Correspondence between the parties' lawyers indicate there was, at some point, a willingness to attempt a negotiation to settle things quietly. The defendants' attorney, Thomas T. Osinski Jr. of Osinski Law Offices, wrote in a letter dated May 31 that it was in everyone's best interests to do so "with a mutually agreed position for public consumption." Osinski indicates the trio preferred not to vote Tate out, but they had scheduled a shareholders' meeting for June 5 if they felt they had to. (As the four principal members, each of them own 25% of the rights to band-related companies that control the Seattle group's intellectual property, merchandise and publishing.)
Tate's lawyer, Joshua C. Brower of Veris Law Group, responded in a letter dated June 5 that Tate couldn't be fired. This was due, in part, to a stipulation in a 1994 shareholders' agreement that a vote of at least 80% of the shareholders was required for expulsion. When that agreement was drawn, DeGarmo was still in the band and the five members each held 20% of the rights. When he left, his shares were distributed among the other four. However, the percentage stipulation of 80% in the agreement was never altered-meaning, according to Brower, Tate can't be expelled without his consent since the other three only hold 75% of the shares.
"All that said, Mr. Tate is open to discussing a negotiated separation," Brower wrote. None of the paperwork Billboard obtained indicated if negotiations did or didn't occur.
All of the above referenced documents are available for download from the King County Superior Court Records website. When they went viral July 10, an already divided fan base posted hundreds of comments on metal/rock news blogs and Queensryche-related Facebook pages, overwhelmingly supporting Queensryche and criticizing Tate. Contributing to commenters' irritation was the defendants' statements that pass codes to Queensryche networking sites were being withheld from them. As of July 19, for the month of June, there are four posts for the band's Facebook page, with fans only able to comment on those posts. On July 13, a post appeared advertising Tate singing the national anthem at a racing event. The same July 13 post appeared on the band's Twitter account, which, as of July 19, only contains tweets under the name of Queensryche.
The hale of comments continued the next day when two fan-shot videos of Tate spitting onstage during the Brazil show also went viral. One clip shows him standing upstage and spitting in Rockenfield's direction. The second shows Tate stepping up to the drum riser and spitting directly at Rockenfield.
Spit Flies at 3:55
When asked for comment on July 11 about the band's response to Tate's claim, his publicist, Jeff Albright of Albright Entertainment Group, wrote in an email, "Due to the nature of the lawsuit, Geoff has decided not to make further comment at this point in time . . . but stay tuned." Billboard repeated the request for comment on July 12 after the Brazil videos emerged, but didn't receive a response by press time.
Asked if he had any comment about the nature of Tate's claim, or the nature of the defendants' response to it, Gargano wrote, "Bands of Queenryche's stature are businesses, not weekend hobbies.

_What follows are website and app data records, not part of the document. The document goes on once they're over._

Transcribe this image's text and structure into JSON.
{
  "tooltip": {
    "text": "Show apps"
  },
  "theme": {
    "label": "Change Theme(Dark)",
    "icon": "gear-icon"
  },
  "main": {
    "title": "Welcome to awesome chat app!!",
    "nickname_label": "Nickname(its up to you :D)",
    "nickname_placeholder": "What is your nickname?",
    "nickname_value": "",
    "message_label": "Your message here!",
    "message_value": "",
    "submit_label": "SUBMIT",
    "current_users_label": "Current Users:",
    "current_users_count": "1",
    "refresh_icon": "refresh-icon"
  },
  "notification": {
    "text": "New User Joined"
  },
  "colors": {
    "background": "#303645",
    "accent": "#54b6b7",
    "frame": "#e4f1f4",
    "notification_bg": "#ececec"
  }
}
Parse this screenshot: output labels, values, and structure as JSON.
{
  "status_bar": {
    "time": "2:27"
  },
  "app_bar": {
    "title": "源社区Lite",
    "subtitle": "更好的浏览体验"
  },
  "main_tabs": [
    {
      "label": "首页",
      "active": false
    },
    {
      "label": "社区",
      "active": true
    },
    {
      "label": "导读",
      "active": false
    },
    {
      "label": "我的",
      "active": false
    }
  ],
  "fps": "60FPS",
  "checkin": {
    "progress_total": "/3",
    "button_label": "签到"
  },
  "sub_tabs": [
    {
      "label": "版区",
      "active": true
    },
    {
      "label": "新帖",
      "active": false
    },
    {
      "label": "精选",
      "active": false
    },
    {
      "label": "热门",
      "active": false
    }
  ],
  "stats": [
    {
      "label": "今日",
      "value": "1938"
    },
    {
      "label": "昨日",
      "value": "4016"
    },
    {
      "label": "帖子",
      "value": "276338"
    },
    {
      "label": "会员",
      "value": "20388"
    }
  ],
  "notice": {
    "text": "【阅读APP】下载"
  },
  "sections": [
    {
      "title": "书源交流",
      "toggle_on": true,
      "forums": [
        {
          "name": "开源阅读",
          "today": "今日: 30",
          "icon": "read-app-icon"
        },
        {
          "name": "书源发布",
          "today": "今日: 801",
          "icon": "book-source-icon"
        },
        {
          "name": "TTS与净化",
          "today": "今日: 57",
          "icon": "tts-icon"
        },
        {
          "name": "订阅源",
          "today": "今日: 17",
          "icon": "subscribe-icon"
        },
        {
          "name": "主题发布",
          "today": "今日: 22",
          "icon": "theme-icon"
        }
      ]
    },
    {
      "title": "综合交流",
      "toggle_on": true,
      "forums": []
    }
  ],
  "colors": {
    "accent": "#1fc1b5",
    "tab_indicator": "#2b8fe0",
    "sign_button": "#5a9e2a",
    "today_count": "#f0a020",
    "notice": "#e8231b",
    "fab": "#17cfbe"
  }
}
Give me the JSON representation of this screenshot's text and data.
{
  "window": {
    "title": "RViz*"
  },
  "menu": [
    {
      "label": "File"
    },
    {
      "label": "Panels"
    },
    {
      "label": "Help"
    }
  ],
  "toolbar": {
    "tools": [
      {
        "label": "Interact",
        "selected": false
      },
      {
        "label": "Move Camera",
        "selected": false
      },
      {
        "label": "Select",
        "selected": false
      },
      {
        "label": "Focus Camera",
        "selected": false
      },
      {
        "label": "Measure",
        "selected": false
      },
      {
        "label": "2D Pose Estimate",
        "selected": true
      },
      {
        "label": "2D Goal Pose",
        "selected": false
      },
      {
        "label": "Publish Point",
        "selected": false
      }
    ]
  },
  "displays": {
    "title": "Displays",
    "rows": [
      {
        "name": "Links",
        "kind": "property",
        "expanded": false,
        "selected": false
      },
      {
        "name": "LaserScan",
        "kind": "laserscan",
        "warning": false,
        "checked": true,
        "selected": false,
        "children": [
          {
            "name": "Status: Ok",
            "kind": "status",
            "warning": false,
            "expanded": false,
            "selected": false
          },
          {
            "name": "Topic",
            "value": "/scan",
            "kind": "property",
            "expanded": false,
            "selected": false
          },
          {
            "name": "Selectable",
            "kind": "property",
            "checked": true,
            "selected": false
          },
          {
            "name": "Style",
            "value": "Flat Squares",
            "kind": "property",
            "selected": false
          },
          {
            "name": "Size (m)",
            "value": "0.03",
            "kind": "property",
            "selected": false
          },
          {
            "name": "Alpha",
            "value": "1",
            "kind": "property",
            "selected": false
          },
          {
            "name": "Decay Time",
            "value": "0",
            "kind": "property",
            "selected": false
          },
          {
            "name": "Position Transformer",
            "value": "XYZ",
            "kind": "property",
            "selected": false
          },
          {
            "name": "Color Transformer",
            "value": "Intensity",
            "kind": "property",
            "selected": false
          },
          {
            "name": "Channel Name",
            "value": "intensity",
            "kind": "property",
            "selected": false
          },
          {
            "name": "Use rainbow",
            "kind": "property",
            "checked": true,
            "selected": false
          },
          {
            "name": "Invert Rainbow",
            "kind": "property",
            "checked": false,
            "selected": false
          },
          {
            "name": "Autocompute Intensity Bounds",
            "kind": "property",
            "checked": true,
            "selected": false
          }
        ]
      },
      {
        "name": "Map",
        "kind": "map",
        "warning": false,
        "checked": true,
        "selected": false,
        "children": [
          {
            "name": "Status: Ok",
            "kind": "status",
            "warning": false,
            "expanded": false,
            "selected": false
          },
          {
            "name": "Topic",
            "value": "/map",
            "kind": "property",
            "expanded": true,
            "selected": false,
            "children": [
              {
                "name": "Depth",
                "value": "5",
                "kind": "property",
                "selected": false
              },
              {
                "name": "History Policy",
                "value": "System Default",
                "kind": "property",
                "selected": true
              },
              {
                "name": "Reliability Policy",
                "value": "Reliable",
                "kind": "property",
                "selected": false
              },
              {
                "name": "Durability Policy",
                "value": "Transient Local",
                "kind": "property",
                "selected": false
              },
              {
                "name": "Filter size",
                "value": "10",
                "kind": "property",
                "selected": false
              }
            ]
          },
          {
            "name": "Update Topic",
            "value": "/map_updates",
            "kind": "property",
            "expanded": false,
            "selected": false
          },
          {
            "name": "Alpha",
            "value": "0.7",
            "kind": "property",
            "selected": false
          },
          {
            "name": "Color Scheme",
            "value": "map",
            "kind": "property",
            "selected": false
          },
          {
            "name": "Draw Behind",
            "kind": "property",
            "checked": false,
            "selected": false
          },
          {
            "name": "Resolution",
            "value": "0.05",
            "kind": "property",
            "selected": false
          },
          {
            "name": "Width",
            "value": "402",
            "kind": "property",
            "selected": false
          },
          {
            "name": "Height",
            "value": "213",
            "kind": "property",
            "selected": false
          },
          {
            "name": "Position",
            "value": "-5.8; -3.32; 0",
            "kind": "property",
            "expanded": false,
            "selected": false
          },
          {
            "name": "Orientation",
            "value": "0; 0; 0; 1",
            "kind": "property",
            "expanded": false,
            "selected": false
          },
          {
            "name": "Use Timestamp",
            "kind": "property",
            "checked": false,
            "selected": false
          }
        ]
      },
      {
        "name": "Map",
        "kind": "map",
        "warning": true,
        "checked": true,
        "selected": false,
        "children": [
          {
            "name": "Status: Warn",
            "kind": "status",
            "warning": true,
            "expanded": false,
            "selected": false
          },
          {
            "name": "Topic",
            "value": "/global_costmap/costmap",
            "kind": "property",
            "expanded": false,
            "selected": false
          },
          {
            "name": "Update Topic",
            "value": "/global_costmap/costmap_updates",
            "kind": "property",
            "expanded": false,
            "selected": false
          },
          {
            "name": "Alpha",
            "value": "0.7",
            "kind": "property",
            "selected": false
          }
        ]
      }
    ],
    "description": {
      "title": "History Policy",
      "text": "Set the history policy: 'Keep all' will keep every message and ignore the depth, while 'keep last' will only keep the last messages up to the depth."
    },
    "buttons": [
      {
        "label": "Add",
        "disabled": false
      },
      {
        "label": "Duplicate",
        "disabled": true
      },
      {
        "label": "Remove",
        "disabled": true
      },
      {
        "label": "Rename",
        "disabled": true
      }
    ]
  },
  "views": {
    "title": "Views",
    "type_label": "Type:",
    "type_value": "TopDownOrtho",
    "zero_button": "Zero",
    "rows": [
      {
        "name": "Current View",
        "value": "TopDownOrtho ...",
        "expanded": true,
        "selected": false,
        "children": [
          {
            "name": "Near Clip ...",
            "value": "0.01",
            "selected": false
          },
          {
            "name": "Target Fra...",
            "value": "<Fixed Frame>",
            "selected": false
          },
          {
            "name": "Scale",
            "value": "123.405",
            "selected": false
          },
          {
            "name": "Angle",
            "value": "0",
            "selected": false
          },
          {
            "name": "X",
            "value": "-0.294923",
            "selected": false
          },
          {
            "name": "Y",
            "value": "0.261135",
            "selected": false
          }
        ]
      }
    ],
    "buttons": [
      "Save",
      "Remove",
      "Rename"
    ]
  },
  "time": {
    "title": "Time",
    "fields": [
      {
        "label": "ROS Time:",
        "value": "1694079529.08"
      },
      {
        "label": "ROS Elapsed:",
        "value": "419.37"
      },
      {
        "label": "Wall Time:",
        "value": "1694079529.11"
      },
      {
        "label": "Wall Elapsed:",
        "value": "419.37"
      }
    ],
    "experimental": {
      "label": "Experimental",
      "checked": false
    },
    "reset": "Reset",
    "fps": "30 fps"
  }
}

What is overlooked in the emotion surrounding this case is that the lawsuit has been filed because of a dispute over the band's bylaws. The case will ultimately be decided by a judge, based on nothing more than how the law and legal precedent can be applied to the band's corporate structure. Sadly, no matter the outcome, the only real winners are going to be the lawyers that get to charge by the hour."
Online emotions have cooled to a degree, as more comments are appearing from readers on Queensryche-related news posts and its Facebook page that they're tired of hearing about the situation.
If the case goes to trial, the date is set for Nov. 18, 2013.